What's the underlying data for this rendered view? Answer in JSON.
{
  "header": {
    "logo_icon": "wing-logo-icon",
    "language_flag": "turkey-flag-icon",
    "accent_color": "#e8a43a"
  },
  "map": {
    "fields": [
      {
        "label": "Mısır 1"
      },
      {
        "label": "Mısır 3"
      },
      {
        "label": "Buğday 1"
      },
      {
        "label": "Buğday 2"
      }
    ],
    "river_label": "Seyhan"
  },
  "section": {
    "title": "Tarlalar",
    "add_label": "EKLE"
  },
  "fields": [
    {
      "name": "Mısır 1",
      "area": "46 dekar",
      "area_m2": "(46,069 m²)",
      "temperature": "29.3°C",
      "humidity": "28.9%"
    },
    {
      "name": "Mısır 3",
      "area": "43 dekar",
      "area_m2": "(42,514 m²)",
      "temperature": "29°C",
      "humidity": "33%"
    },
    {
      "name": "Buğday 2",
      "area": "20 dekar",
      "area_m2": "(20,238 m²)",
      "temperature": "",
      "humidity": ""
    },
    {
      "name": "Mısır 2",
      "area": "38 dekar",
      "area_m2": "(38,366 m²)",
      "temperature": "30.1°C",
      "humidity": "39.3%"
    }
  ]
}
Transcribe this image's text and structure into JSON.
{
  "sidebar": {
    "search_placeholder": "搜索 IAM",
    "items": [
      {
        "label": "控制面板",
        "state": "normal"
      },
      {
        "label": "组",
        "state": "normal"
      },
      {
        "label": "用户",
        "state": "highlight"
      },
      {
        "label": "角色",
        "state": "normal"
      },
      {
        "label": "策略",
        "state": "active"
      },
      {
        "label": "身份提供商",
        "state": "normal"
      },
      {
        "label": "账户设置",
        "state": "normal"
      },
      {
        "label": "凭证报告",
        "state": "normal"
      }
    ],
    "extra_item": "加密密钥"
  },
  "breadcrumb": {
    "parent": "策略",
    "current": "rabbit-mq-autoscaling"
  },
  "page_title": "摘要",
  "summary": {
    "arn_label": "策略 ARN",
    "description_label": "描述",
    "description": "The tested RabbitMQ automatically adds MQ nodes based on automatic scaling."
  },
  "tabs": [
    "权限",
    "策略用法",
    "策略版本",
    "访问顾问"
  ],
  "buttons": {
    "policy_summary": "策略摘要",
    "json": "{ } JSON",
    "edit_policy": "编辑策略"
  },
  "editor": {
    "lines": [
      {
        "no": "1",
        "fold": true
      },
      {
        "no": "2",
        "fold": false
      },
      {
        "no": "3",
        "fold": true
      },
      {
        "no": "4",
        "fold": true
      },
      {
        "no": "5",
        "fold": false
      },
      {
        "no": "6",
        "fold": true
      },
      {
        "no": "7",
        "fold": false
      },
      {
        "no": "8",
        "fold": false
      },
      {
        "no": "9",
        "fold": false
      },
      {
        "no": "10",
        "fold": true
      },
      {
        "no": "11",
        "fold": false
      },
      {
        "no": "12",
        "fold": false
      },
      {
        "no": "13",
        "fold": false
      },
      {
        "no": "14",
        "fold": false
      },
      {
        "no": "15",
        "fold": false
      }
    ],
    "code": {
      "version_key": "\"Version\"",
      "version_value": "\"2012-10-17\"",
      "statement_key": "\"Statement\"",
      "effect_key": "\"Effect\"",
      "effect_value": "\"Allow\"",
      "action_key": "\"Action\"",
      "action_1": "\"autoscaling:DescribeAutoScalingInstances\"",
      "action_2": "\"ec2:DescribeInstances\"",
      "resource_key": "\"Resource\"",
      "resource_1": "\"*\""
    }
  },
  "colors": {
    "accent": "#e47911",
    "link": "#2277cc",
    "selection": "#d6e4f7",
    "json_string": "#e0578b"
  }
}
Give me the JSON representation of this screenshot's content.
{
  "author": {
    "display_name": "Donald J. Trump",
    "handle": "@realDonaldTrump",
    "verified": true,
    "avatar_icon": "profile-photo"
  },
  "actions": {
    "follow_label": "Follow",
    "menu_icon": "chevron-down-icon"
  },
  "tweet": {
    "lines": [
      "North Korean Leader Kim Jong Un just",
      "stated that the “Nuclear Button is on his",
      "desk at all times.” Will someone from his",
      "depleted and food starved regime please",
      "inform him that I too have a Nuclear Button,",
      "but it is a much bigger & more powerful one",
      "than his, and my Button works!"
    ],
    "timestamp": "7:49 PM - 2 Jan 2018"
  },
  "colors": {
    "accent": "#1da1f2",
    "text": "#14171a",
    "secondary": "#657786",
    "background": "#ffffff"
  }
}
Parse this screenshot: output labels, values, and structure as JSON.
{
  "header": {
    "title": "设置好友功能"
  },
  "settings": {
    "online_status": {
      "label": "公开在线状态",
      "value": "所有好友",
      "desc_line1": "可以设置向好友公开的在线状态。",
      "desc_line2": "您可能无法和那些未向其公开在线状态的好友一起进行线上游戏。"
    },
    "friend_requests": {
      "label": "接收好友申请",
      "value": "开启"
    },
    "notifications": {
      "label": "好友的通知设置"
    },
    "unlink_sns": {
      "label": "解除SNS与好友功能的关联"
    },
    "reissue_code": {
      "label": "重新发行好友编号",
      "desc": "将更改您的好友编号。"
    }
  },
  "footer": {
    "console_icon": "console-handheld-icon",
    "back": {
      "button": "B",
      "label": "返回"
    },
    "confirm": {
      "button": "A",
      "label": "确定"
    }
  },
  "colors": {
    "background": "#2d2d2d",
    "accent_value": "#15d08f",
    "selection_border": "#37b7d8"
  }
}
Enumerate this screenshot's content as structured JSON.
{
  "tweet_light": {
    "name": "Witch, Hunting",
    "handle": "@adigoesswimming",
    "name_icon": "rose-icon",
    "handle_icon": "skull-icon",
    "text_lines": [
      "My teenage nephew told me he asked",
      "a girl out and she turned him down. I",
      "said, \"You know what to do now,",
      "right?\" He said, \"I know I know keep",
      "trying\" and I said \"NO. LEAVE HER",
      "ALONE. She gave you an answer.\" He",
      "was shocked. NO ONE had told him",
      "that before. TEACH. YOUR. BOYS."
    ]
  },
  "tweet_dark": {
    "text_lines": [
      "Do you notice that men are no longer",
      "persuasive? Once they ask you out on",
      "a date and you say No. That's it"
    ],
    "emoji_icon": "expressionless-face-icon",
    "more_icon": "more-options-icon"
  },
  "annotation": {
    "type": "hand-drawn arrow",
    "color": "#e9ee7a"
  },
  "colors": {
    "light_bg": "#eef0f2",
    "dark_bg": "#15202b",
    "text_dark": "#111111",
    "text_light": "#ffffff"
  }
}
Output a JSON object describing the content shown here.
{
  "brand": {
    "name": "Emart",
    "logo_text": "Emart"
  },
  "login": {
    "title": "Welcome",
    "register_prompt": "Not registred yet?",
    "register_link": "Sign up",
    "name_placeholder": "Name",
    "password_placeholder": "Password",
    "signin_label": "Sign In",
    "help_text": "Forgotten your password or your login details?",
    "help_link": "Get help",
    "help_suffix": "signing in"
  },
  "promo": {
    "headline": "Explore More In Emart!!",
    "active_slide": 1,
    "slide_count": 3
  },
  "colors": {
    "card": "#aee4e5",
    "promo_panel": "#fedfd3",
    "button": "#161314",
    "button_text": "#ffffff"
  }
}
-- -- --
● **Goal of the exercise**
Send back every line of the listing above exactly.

● **Answer section**
What's the underlying data for this rendered view? Answer in JSON.
{
  "header": {
    "logo_icon": "wing-logo-icon",
    "language_flag": "turkey-flag-icon",
    "accent_color": "#e8a43a"
  },
  "map": {
    "fields": [
      {
        "label": "Mısır 1"
      },
      {
        "label": "Mısır 3"
      },
      {
        "label": "Buğday 1"
      },
      {
        "label": "Buğday 2"
      }
    ],
    "river_label": "Seyhan"
  },
  "section": {
    "title": "Tarlalar",
    "add_label": "EKLE"
  },
  "fields": [
    {
      "name": "Mısır 1",
      "area": "46 dekar",
      "area_m2": "(46,069 m²)",
      "temperature": "29.3°C",
      "humidity": "28.9%"
    },
    {
      "name": "Mısır 3",
      "area": "43 dekar",
      "area_m2": "(42,514 m²)",
      "temperature": "29°C",
      "humidity": "33%"
    },
    {
      "name": "Buğday 2",
      "area": "20 dekar",
      "area_m2": "(20,238 m²)",
      "temperature": "",
      "humidity": ""
    },
    {
      "name": "Mısır 2",
      "area": "38 dekar",
      "area_m2": "(38,366 m²)",
      "temperature": "30.1°C",
      "humidity": "39.3%"
    }
  ]
}
Transcribe this image's text and structure into JSON.
{
  "sidebar": {
    "search_placeholder": "搜索 IAM",
    "items": [
      {
        "label": "控制面板",
        "state": "normal"
      },
      {
        "label": "组",
        "state": "normal"
      },
      {
        "label": "用户",
        "state": "highlight"
      },
      {
        "label": "角色",
        "state": "normal"
      },
      {
        "label": "策略",
        "state": "active"
      },
      {
        "label": "身份提供商",
        "state": "normal"
      },
      {
        "label": "账户设置",
        "state": "normal"
      },
      {
        "label": "凭证报告",
        "state": "normal"
      }
    ],
    "extra_item": "加密密钥"
  },
  "breadcrumb": {
    "parent": "策略",
    "current": "rabbit-mq-autoscaling"
  },
  "page_title": "摘要",
  "summary": {
    "arn_label": "策略 ARN",
    "description_label": "描述",
    "description": "The tested RabbitMQ automatically adds MQ nodes based on automatic scaling."
  },
  "tabs": [
    "权限",
    "策略用法",
    "策略版本",
    "访问顾问"
  ],
  "buttons": {
    "policy_summary": "策略摘要",
    "json": "{ } JSON",
    "edit_policy": "编辑策略"
  },
  "editor": {
    "lines": [
      {
        "no": "1",
        "fold": true
      },
      {
        "no": "2",
        "fold": false
      },
      {
        "no": "3",
        "fold": true
      },
      {
        "no": "4",
        "fold": true
      },
      {
        "no": "5",
        "fold": false
      },
      {
        "no": "6",
        "fold": true
      },
      {
        "no": "7",
        "fold": false
      },
      {
        "no": "8",
        "fold": false
      },
      {
        "no": "9",
        "fold": false
      },
      {
        "no": "10",
        "fold": true
      },
      {
        "no": "11",
        "fold": false
      },
      {
        "no": "12",
        "fold": false
      },
      {
        "no": "13",
        "fold": false
      },
      {
        "no": "14",
        "fold": false
      },
      {
        "no": "15",
        "fold": false
      }
    ],
    "code": {
      "version_key": "\"Version\"",
      "version_value": "\"2012-10-17\"",
      "statement_key": "\"Statement\"",
      "effect_key": "\"Effect\"",
      "effect_value": "\"Allow\"",
      "action_key": "\"Action\"",
      "action_1": "\"autoscaling:DescribeAutoScalingInstances\"",
      "action_2": "\"ec2:DescribeInstances\"",
      "resource_key": "\"Resource\"",
      "resource_1": "\"*\""
    }
  },
  "colors": {
    "accent": "#e47911",
    "link": "#2277cc",
    "selection": "#d6e4f7",
    "json_string": "#e0578b"
  }
}
Give me the JSON representation of this screenshot's content.
{
  "author": {
    "display_name": "Donald J. Trump",
    "handle": "@realDonaldTrump",
    "verified": true,
    "avatar_icon": "profile-photo"
  },
  "actions": {
    "follow_label": "Follow",
    "menu_icon": "chevron-down-icon"
  },
  "tweet": {
    "lines": [
      "North Korean Leader Kim Jong Un just",
      "stated that the “Nuclear Button is on his",
      "desk at all times.” Will someone from his",
      "depleted and food starved regime please",
      "inform him that I too have a Nuclear Button,",
      "but it is a much bigger & more powerful one",
      "than his, and my Button works!"
    ],
    "timestamp": "7:49 PM - 2 Jan 2018"
  },
  "colors": {
    "accent": "#1da1f2",
    "text": "#14171a",
    "secondary": "#657786",
    "background": "#ffffff"
  }
}
Parse this screenshot: output labels, values, and structure as JSON.
{
  "header": {
    "title": "设置好友功能"
  },
  "settings": {
    "online_status": {
      "label": "公开在线状态",
      "value": "所有好友",
      "desc_line1": "可以设置向好友公开的在线状态。",
      "desc_line2": "您可能无法和那些未向其公开在线状态的好友一起进行线上游戏。"
    },
    "friend_requests": {
      "label": "接收好友申请",
      "value": "开启"
    },
    "notifications": {
      "label": "好友的通知设置"
    },
    "unlink_sns": {
      "label": "解除SNS与好友功能的关联"
    },
    "reissue_code": {
      "label": "重新发行好友编号",
      "desc": "将更改您的好友编号。"
    }
  },
  "footer": {
    "console_icon": "console-handheld-icon",
    "back": {
      "button": "B",
      "label": "返回"
    },
    "confirm": {
      "button": "A",
      "label": "确定"
    }
  },
  "colors": {
    "background": "#2d2d2d",
    "accent_value": "#15d08f",
    "selection_border": "#37b7d8"
  }
}
Enumerate this screenshot's content as structured JSON.
{
  "tweet_light": {
    "name": "Witch, Hunting",
    "handle": "@adigoesswimming",
    "name_icon": "rose-icon",
    "handle_icon": "skull-icon",
    "text_lines": [
      "My teenage nephew told me he asked",
      "a girl out and she turned him down. I",
      "said, \"You know what to do now,",
      "right?\" He said, \"I know I know keep",
      "trying\" and I said \"NO. LEAVE HER",
      "ALONE. She gave you an answer.\" He",
      "was shocked. NO ONE had told him",
      "that before. TEACH. YOUR. BOYS."
    ]
  },
  "tweet_dark": {
    "text_lines": [
      "Do you notice that men are no longer",
      "persuasive? Once they ask you out on",
      "a date and you say No. That's it"
    ],
    "emoji_icon": "expressionless-face-icon",
    "more_icon": "more-options-icon"
  },
  "annotation": {
    "type": "hand-drawn arrow",
    "color": "#e9ee7a"
  },
  "colors": {
    "light_bg": "#eef0f2",
    "dark_bg": "#15202b",
    "text_dark": "#111111",
    "text_light": "#ffffff"
  }
}
Output a JSON object describing the content shown here.
{
  "brand": {
    "name": "Emart",
    "logo_text": "Emart"
  },
  "login": {
    "title": "Welcome",
    "register_prompt": "Not registred yet?",
    "register_link": "Sign up",
    "name_placeholder": "Name",
    "password_placeholder": "Password",
    "signin_label": "Sign In",
    "help_text": "Forgotten your password or your login details?",
    "help_link": "Get help",
    "help_suffix": "signing in"
  },
  "promo": {
    "headline": "Explore More In Emart!!",
    "active_slide": 1,
    "slide_count": 3
  },
  "colors": {
    "card": "#aee4e5",
    "promo_panel": "#fedfd3",
    "button": "#161314",
    "button_text": "#ffffff"
  }
}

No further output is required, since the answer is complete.